Most hotels’ eco initiatives relate to things they do, like using chemical-free cleaning products, low-flow toilets, or energy-efficient lighting. But occasionally, we encounter that special breed of hotel that is green not necessarily because of what it does, but because of what it is — a hotel specifically designed to minimize its impact on the environment. Below, check out our favorite hotels with eco-conscious design in Jamaica.
For more green hotels, check out our previous post on LEED-certified hotels.
Designed by Jean-Henri Morin, the Rockhouse seems to have grown organically from the volcanic rock cliffs. Molding natural stone with concrete, the entire property settles snugly into the preexisting cove formations. Private, thatch-roofed Premium Villas are scattered along winding paths, enclosed by palms and exotic flora. On the cliff’s edge, isolated duets of loungers rest on leveled platforms as high as 40 feet from the water, overlooking the most beautiful sunsets in the country. Solar-heated water, furniture crafted from local timber, local Starfish Oil bath products, and a hotel-sponsored not-for-profit that has donated $1 million to rebuild suffering schools in Negril make this an especially socially conscious choice.

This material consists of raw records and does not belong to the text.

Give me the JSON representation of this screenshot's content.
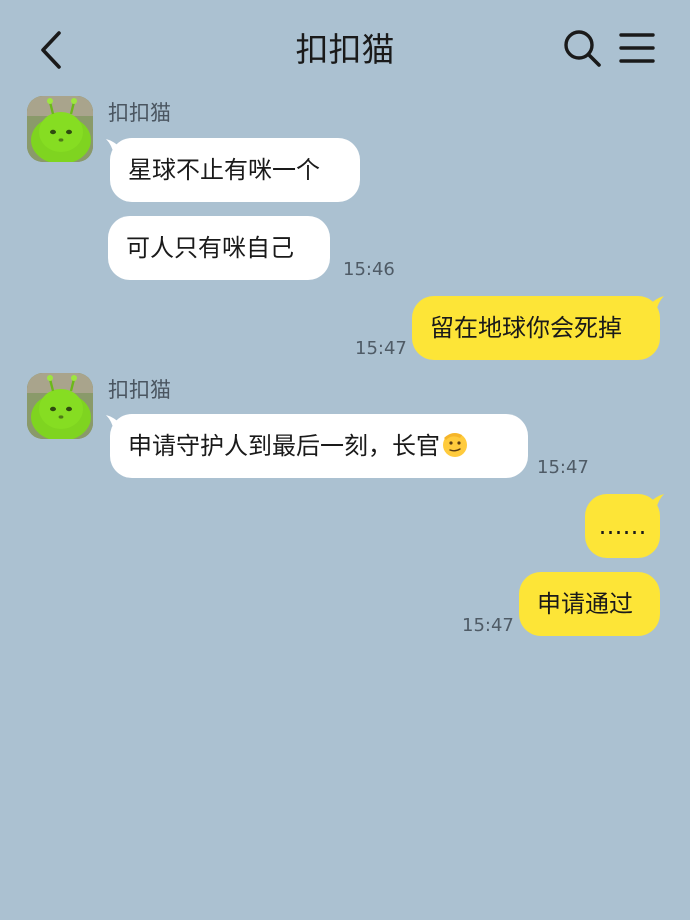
{
  "header": {
    "title": "扣扣猫",
    "back_icon": "chevron-left-icon",
    "search_icon": "search-icon",
    "menu_icon": "hamburger-menu-icon"
  },
  "colors": {
    "background": "#abc1d1",
    "incoming_bubble": "#ffffff",
    "outgoing_bubble": "#fde537"
  },
  "messages": [
    {
      "sender": "扣扣猫",
      "direction": "incoming",
      "text": "星球不止有咪一个"
    },
    {
      "direction": "incoming",
      "text": "可人只有咪自己",
      "time": "15:46"
    },
    {
      "direction": "outgoing",
      "text": "留在地球你会死掉",
      "time": "15:47"
    },
    {
      "sender": "扣扣猫",
      "direction": "incoming",
      "text": "申请守护人到最后一刻，长官",
      "emoji": "saluting-face",
      "time": "15:47"
    },
    {
      "direction": "outgoing",
      "text": "……"
    },
    {
      "direction": "outgoing",
      "text": "申请通过",
      "time": "15:47"
    }
  ]
}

The Geejam’s five modern, private cabins are set in the remote foothills of Port Antonio, Jamaica’s lushest, rainiest region. Dense vegetation seems to engulf the property, but the hotel’s architects built each cabin to fit around the existing plant life, rather than on top of it. An added bonus: Each cabin is incredibly private.
Arguably Jamaica’s most romantic escape (for adults only), the Caves’ 11 unique, private cottages and suites are tucked along lush garden paths and dramatic seaside cliffs (there’s no beach). High-quality, locally focused cuisine, a top-shelf bar, and intimate, incredibly attentive service make it Jamaica’s best all-inclusive. The Rastafarian artist couple who founded the hotel filled cottage interiors with batik prints, Jamaican crafts, and locally hand-carved furniture, and the small hotel group that purchased The Caves, Island Outpost, is committed to preserving natural habitats of all of its properties.

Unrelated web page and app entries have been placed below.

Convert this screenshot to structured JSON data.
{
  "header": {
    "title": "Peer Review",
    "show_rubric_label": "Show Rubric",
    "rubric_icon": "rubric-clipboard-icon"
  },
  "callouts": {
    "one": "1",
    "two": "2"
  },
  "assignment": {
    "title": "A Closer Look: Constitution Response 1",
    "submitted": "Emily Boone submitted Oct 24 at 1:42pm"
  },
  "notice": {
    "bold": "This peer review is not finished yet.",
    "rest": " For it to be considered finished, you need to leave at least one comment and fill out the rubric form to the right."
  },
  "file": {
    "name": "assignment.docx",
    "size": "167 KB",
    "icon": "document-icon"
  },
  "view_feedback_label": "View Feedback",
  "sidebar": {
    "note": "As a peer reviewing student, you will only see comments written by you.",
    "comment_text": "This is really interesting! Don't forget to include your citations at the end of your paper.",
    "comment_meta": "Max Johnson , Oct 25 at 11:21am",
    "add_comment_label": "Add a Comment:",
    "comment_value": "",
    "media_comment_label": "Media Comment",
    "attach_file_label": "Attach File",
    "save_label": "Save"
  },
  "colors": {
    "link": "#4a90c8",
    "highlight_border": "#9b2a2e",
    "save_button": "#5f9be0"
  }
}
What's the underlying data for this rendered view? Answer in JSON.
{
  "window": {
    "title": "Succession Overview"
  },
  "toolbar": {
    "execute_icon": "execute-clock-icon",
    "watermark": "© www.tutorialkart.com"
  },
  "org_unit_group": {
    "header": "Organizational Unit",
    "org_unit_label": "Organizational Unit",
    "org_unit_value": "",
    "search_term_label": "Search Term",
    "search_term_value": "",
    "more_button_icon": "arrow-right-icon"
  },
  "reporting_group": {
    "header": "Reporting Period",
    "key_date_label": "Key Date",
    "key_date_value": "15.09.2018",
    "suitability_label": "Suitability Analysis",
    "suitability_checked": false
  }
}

With just 30 hippy-chic cottages in secluded Treasure Beach, Jake’s is also a member of the eco-conscious Island Outpost hotel group (along with The Caves and the Geejam). Guests come to unplug — there’s no phone, Internet, or TV in the cottages. The black-sand beaches aren’t conventionally beautiful, but the Driftwood Spa, on-site painting and yoga classes, and excellent food make this a particular favorite.